Communications Tips for Family Drama Around the Holidays & More
For many of us, spending time with family during the holidays is something straight out of a Hallmark movie with days filled with comfort and joy. But for others, the holidays with family are scarier than Halloween. From the stress of traveling to the pressure of buying and wrapping gifts, and the fact many family members can’t be in the same room with each other without a fight erupting, holidays can be stressful!
While you can’t necessarily stop family drama from occurring, there are some simple and effective ways you can deal with it:
We all have experienced awkward moments when someone brings up sensitive moral or political topics (e.g., abortion). How do we navigate these uncomfortable conversations? Here are some basic communication tips: validation, reflection, and empathy. You do not have to agree with someone to use these skills. Nor do you have to agree with someone to love someone.
Validation – This is essential in those moments when you notice someone getting VERY passionate about a hot topic. When someone becomes escalated, it is most likely because they are seeking to be heard and seen. Think about it, even as a child when we felt unheard or not seen, what did we do? Speak louder, scream, and throw tantrums. To de-escalate someone and make them feel better, simply validate them. Here is an example of validation, “That makes sense, I see why you feel this way.”
Reflection – This is a great tool for making someone feel like you are listening to them. You act as a mirror for that person. You actively listen by mirroring back to the person what they are saying. At first, this seems like it would be annoying, but actually, the person usually responds with “Yes, and _______”. That is, they usually give you more information about what they are talking about. Reflections are not repeating word for word what the other person is saying, it is paraphrasing in your own words what you have heard the person say to you.

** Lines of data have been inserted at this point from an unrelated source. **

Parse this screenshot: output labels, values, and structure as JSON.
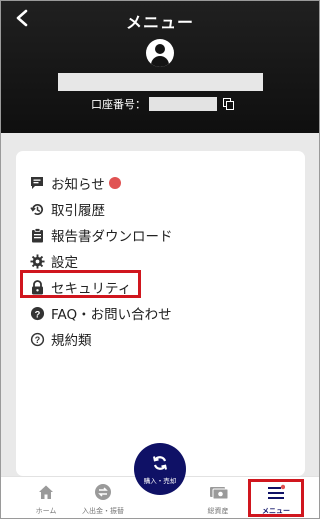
{
  "header": {
    "title": "メニュー",
    "account_label": "口座番号："
  },
  "menu": {
    "items": [
      {
        "label": "お知らせ",
        "icon": "message-icon",
        "has_badge": true
      },
      {
        "label": "取引履歴",
        "icon": "history-icon"
      },
      {
        "label": "報告書ダウンロード",
        "icon": "clipboard-icon"
      },
      {
        "label": "設定",
        "icon": "gear-icon"
      },
      {
        "label": "セキュリティ",
        "icon": "lock-icon"
      },
      {
        "label": "FAQ・お問い合わせ",
        "icon": "question-circle-icon"
      },
      {
        "label": "規約類",
        "icon": "question-outline-icon"
      }
    ]
  },
  "bottom_nav": {
    "home": "ホーム",
    "deposit": "入出金・振替",
    "trade": "購入・売却",
    "assets": "総資産",
    "menu": "メニュー"
  },
  "colors": {
    "header_bg": "#141414",
    "accent_navy": "#0f1166",
    "badge_red": "#e05252",
    "highlight_red": "#d0161e"
  }
}
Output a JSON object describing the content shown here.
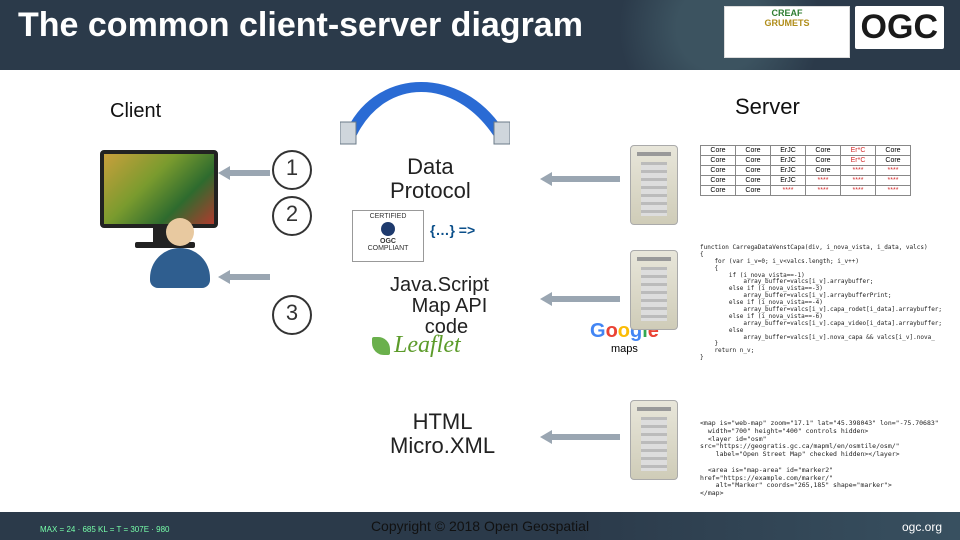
{
  "header": {
    "title": "The common client-server diagram",
    "logos": {
      "creaf": "CREAF",
      "grumets": "GRUMETS"
    },
    "ogc": "OGC"
  },
  "labels": {
    "client": "Client",
    "server": "Server",
    "data_protocol_l1": "Data",
    "data_protocol_l2": "Protocol",
    "ogc_badge_l1": "CERTIFIED",
    "ogc_badge_l2": "OGC",
    "ogc_badge_l3": "COMPLIANT",
    "json_arrow": "{…} =>",
    "jsapi_l1": "Java.Script",
    "jsapi_l2": "Map API",
    "jsapi_l3": "code",
    "leaflet": "Leaflet",
    "google": "Google",
    "google_sub": "maps",
    "html_l1": "HTML",
    "html_l2": "Micro.XML"
  },
  "numbers": {
    "n1": "1",
    "n2": "2",
    "n3": "3"
  },
  "table": {
    "rows": [
      [
        "Core",
        "Core",
        "ErJC",
        "Core",
        "Er*C",
        "Core"
      ],
      [
        "Core",
        "Core",
        "ErJC",
        "Core",
        "Er*C",
        "Core"
      ],
      [
        "Core",
        "Core",
        "ErJC",
        "Core",
        "****",
        "****"
      ],
      [
        "Core",
        "Core",
        "ErJC",
        "****",
        "****",
        "****"
      ],
      [
        "Core",
        "Core",
        "****",
        "****",
        "****",
        "****"
      ]
    ],
    "red_from": [
      [
        2,
        4
      ],
      [
        3,
        3
      ],
      [
        4,
        2
      ]
    ]
  },
  "code": "function CarregaDataVenstCapa(div, i_nova_vista, i_data, valcs)\n{\n    for (var i_v=0; i_v<valcs.length; i_v++)\n    {\n        if (i_nova_vista==-1)\n            array_buffer=valcs[i_v].arraybuffer;\n        else if (i_nova_vista==-3)\n            array_buffer=valcs[i_v].arraybufferPrint;\n        else if (i_nova_vista==-4)\n            array_buffer=valcs[i_v].capa_rodet[i_data].arraybuffer;\n        else if (i_nova_vista==-6)\n            array_buffer=valcs[i_v].capa_video[i_data].arraybuffer;\n        else\n            array_buffer=valcs[i_v].nova_capa && valcs[i_v].nova_\n    }\n    return n_v;\n}",
  "xml": "<map is=\"web-map\" zoom=\"17.1\" lat=\"45.398043\" lon=\"-75.70683\"\n  width=\"700\" height=\"400\" controls hidden>\n  <layer id=\"osm\" src=\"https://geogratis.gc.ca/mapml/en/osmtile/osm/\"\n    label=\"Open Street Map\" checked hidden></layer>\n\n  <area is=\"map-area\" id=\"marker2\" href=\"https://example.com/marker/\"\n    alt=\"Marker\" coords=\"265,185\" shape=\"marker\">\n</map>",
  "footer": {
    "left": "MAX = 24 · 685\nKL = T = 307E · 980",
    "copyright": "Copyright © 2018 Open Geospatial",
    "site": "ogc.org"
  }
}
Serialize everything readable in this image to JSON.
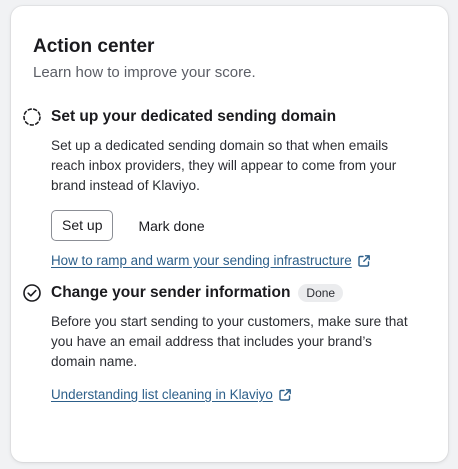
{
  "card": {
    "title": "Action center",
    "subtitle": "Learn how to improve your score."
  },
  "tasks": [
    {
      "status_icon": "dashed-circle-icon",
      "title": "Set up your dedicated sending domain",
      "description": "Set up a dedicated sending domain so that when emails reach inbox providers, they will appear to come from your brand instead of Klaviyo.",
      "primary_action": "Set up",
      "secondary_action": "Mark done",
      "link_text": "How to ramp and warm your sending infrastructure"
    },
    {
      "status_icon": "check-circle-icon",
      "title": "Change your sender information",
      "badge": "Done",
      "description": "Before you start sending to your customers, make sure that you have an email address that includes your brand’s domain name.",
      "link_text": "Understanding list cleaning in Klaviyo"
    }
  ],
  "colors": {
    "link": "#2c5f8a",
    "badge_bg": "#ebecee",
    "text": "#1b1b1f",
    "muted": "#5b5e66"
  }
}
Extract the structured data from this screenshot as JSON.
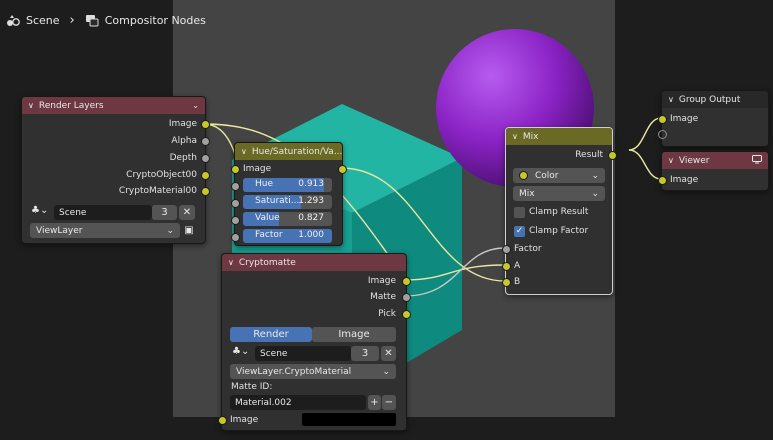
{
  "breadcrumb": {
    "scene": "Scene",
    "separator": "›",
    "tree": "Compositor Nodes",
    "scene_icon": "scene-icon",
    "tree_icon": "node-tree-icon"
  },
  "render_layers": {
    "title": "Render Layers",
    "outputs": [
      "Image",
      "Alpha",
      "Depth",
      "CryptoObject00",
      "CryptoMaterial00"
    ],
    "scene_name": "Scene",
    "scene_users": "3",
    "view_layer": "ViewLayer"
  },
  "hue_sat": {
    "title": "Hue/Saturation/Va...",
    "image_input": "Image",
    "fields": [
      {
        "label": "Hue",
        "value": "0.913",
        "fill": 0.913
      },
      {
        "label": "Saturati...",
        "value": "1.293",
        "fill": 0.65
      },
      {
        "label": "Value",
        "value": "0.827",
        "fill": 0.41
      },
      {
        "label": "Factor",
        "value": "1.000",
        "fill": 1.0
      }
    ]
  },
  "cryptomatte": {
    "title": "Cryptomatte",
    "outputs": [
      "Image",
      "Matte",
      "Pick"
    ],
    "tabs": [
      "Render",
      "Image"
    ],
    "scene_name": "Scene",
    "scene_users": "3",
    "layer": "ViewLayer.CryptoMaterial",
    "matte_id_label": "Matte ID:",
    "matte_id": "Material.002",
    "image_input": "Image",
    "add": "+",
    "remove": "−"
  },
  "mix": {
    "title": "Mix",
    "result": "Result",
    "mode": "Color",
    "blend": "Mix",
    "clamp_result": "Clamp Result",
    "clamp_result_checked": false,
    "clamp_factor": "Clamp Factor",
    "clamp_factor_checked": true,
    "inputs": [
      "Factor",
      "A",
      "B"
    ]
  },
  "group_output": {
    "title": "Group Output",
    "input": "Image"
  },
  "viewer": {
    "title": "Viewer",
    "input": "Image"
  },
  "colors": {
    "accent": "#4772b3",
    "teal": "#1aa394",
    "purple": "#8a22c4",
    "socket_color": "#c7c729",
    "socket_float": "#a0a0a0"
  }
}
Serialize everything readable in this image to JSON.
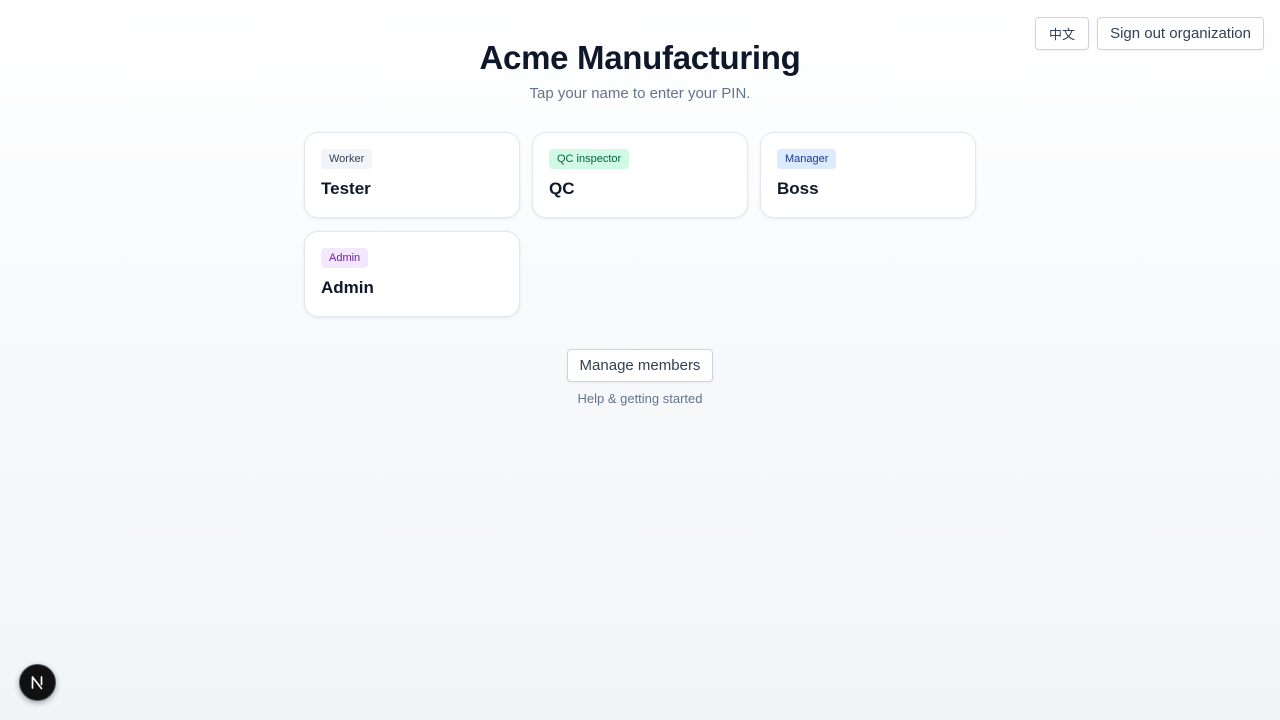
{
  "header": {
    "title": "Acme Manufacturing",
    "subtitle": "Tap your name to enter your PIN."
  },
  "top_actions": {
    "language_label": "中文",
    "sign_out_label": "Sign out organization"
  },
  "members": [
    {
      "role": "Worker",
      "name": "Tester",
      "badge_bg": "#f1f5f9",
      "badge_fg": "#334155"
    },
    {
      "role": "QC inspector",
      "name": "QC",
      "badge_bg": "#d1fae5",
      "badge_fg": "#065f46"
    },
    {
      "role": "Manager",
      "name": "Boss",
      "badge_bg": "#dbeafe",
      "badge_fg": "#1e3a8a"
    },
    {
      "role": "Admin",
      "name": "Admin",
      "badge_bg": "#f3e8ff",
      "badge_fg": "#6b21a8"
    }
  ],
  "footer": {
    "manage_label": "Manage members",
    "help_label": "Help & getting started"
  },
  "dev_indicator": {
    "icon": "next-logo-icon"
  }
}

Empathy – This skill requires compassion and emotional attunement. Don’t let your pride get in the way. Even if you disagree with someone, you can still be empathic. It does not cost you anything. To show empathy is to show that you feel for them. You attempt to place yourself in their shoes. For example, someone tells you about a tough event that they had to endure and you respond by saying, “I feel sad that you went through this.” You are stating that you feel their emotional experience. Remember, you can still hold true to your beliefs and opinions even if you show empathy for something that is counter to your beliefs or opinions.
Have Realistic Expectations
So much of the pain of the holidays comes from having unrealistic expectations. Don’t set yourself up for disappointment. Acknowledge beforehand that you and your family are human and that there may be those moments that aren’t very pleasant and that’s okay. Life and families are messy. Recognize it, own it and you’ll find you won’t get as upset. There is no such thing as the perfect handbook for life.
Set Your Boundaries
Time spent with families over the holidays can also trigger us to feel like children all over again, essentially helpless. But you are an adult now and you are not helpless. You can set those boundaries to protect your mental health. Determine before you go what you will tolerate and what you won’t. This can be for simple things like meal times and sleeping accommodations to what topics of discussion you will engage in. Be sure to share your personal limits with all involved.
Use Good Judgement
When the holiday drama sets in, it’s easy to want to drink more or eat more processed foods. But in large amounts, alcohol and processed sugars impair our mood and judgement. Do your best to not overindulge.
You may also want to speak with a therapist in the weeks leading up to the holidays. He or she can give you tools to help you navigate the awkward and tense moments during family get-togethers.
If you’re interested in exploring therapy, please reach out to me at 813-530-6190 or at [email protected]. I’d love to help your holidays be warm and merry (or at least tolerable!).